Element data from apps and pages:
· · · · ·

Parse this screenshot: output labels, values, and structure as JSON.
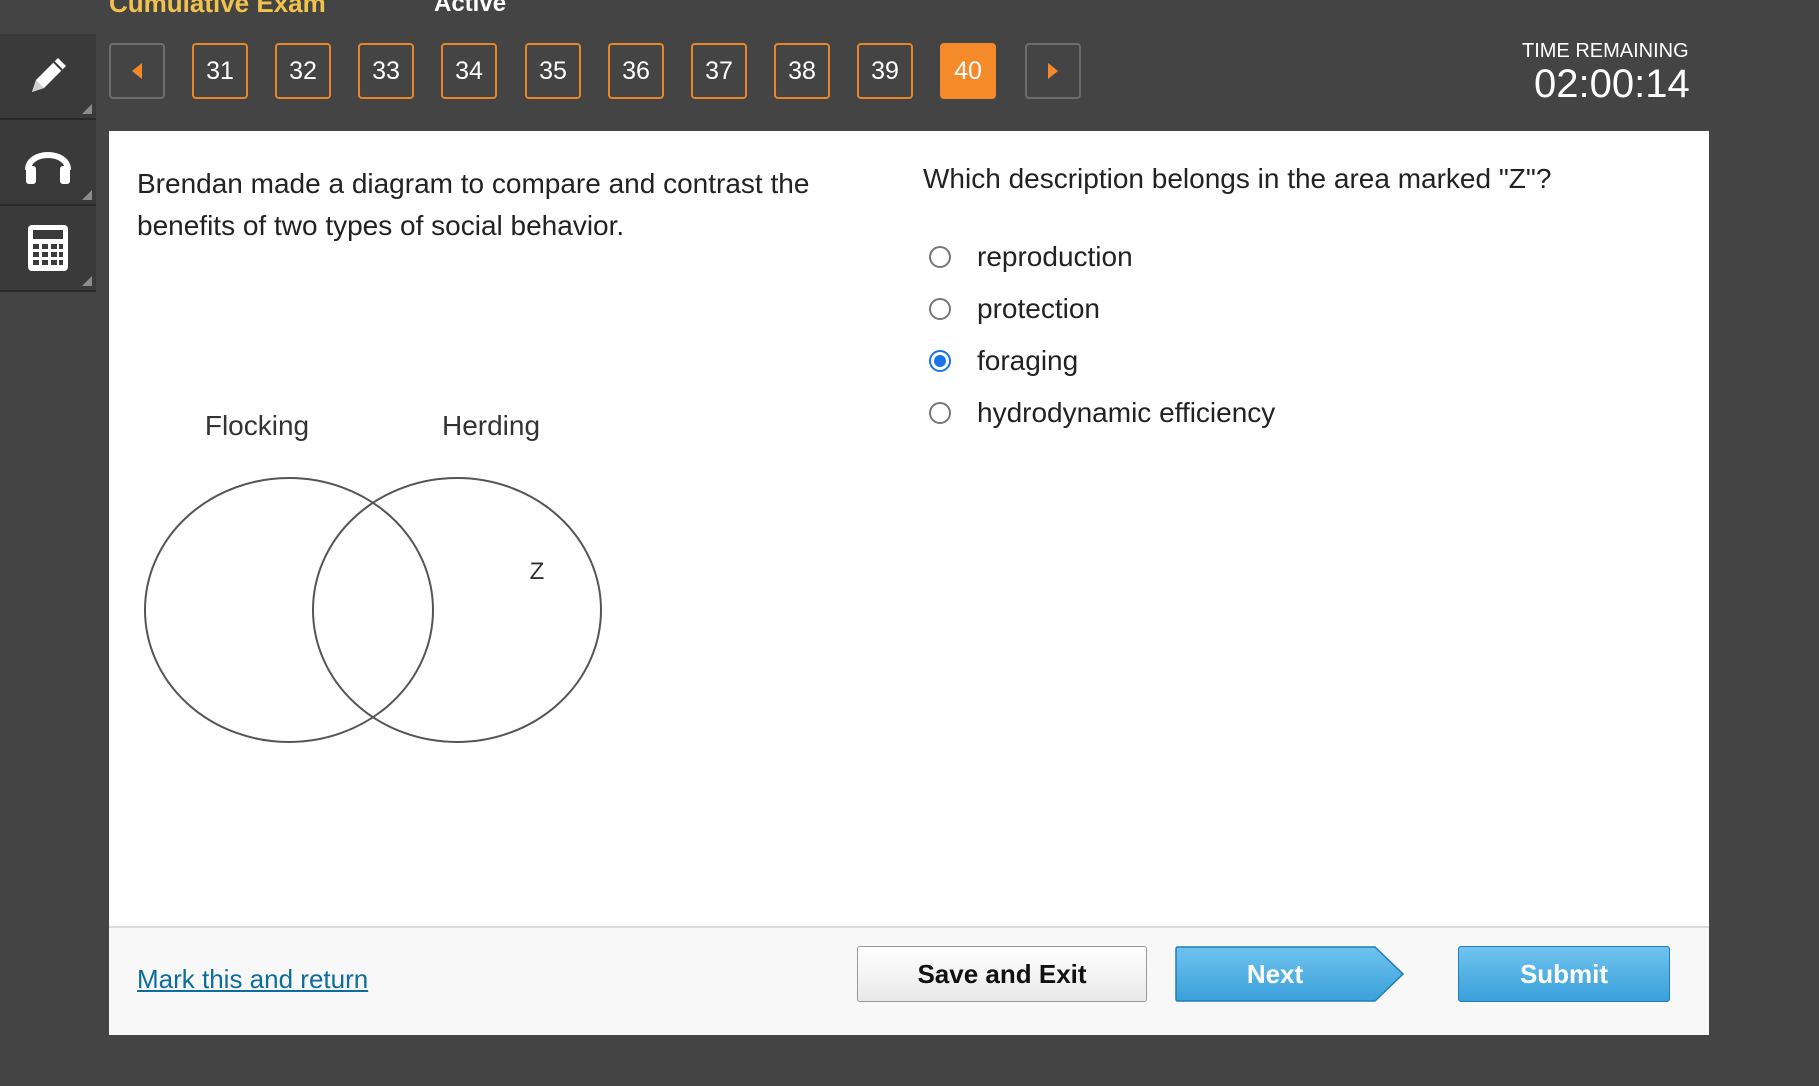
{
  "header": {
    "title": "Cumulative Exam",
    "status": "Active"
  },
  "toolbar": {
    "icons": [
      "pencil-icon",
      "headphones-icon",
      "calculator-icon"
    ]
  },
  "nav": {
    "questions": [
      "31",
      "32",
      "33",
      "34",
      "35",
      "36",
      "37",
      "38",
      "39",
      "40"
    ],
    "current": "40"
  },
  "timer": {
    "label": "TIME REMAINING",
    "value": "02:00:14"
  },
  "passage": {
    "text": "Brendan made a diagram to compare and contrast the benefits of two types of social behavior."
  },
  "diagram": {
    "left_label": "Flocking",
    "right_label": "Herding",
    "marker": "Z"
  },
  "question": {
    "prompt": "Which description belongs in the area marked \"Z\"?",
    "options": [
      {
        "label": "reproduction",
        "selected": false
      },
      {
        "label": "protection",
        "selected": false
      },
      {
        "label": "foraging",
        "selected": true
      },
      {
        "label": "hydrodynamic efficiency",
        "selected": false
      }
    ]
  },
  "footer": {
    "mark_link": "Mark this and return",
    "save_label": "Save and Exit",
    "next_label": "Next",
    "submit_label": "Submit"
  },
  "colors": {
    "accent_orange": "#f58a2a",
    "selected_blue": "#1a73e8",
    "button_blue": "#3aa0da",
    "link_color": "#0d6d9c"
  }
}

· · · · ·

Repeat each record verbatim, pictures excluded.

◆ EXERCISE SOLUTION
Parse this screenshot: output labels, values, and structure as JSON.
{
  "header": {
    "title": "Cumulative Exam",
    "status": "Active"
  },
  "toolbar": {
    "icons": [
      "pencil-icon",
      "headphones-icon",
      "calculator-icon"
    ]
  },
  "nav": {
    "questions": [
      "31",
      "32",
      "33",
      "34",
      "35",
      "36",
      "37",
      "38",
      "39",
      "40"
    ],
    "current": "40"
  },
  "timer": {
    "label": "TIME REMAINING",
    "value": "02:00:14"
  },
  "passage": {
    "text": "Brendan made a diagram to compare and contrast the benefits of two types of social behavior."
  },
  "diagram": {
    "left_label": "Flocking",
    "right_label": "Herding",
    "marker": "Z"
  },
  "question": {
    "prompt": "Which description belongs in the area marked \"Z\"?",
    "options": [
      {
        "label": "reproduction",
        "selected": false
      },
      {
        "label": "protection",
        "selected": false
      },
      {
        "label": "foraging",
        "selected": true
      },
      {
        "label": "hydrodynamic efficiency",
        "selected": false
      }
    ]
  },
  "footer": {
    "mark_link": "Mark this and return",
    "save_label": "Save and Exit",
    "next_label": "Next",
    "submit_label": "Submit"
  },
  "colors": {
    "accent_orange": "#f58a2a",
    "selected_blue": "#1a73e8",
    "button_blue": "#3aa0da",
    "link_color": "#0d6d9c"
  }
}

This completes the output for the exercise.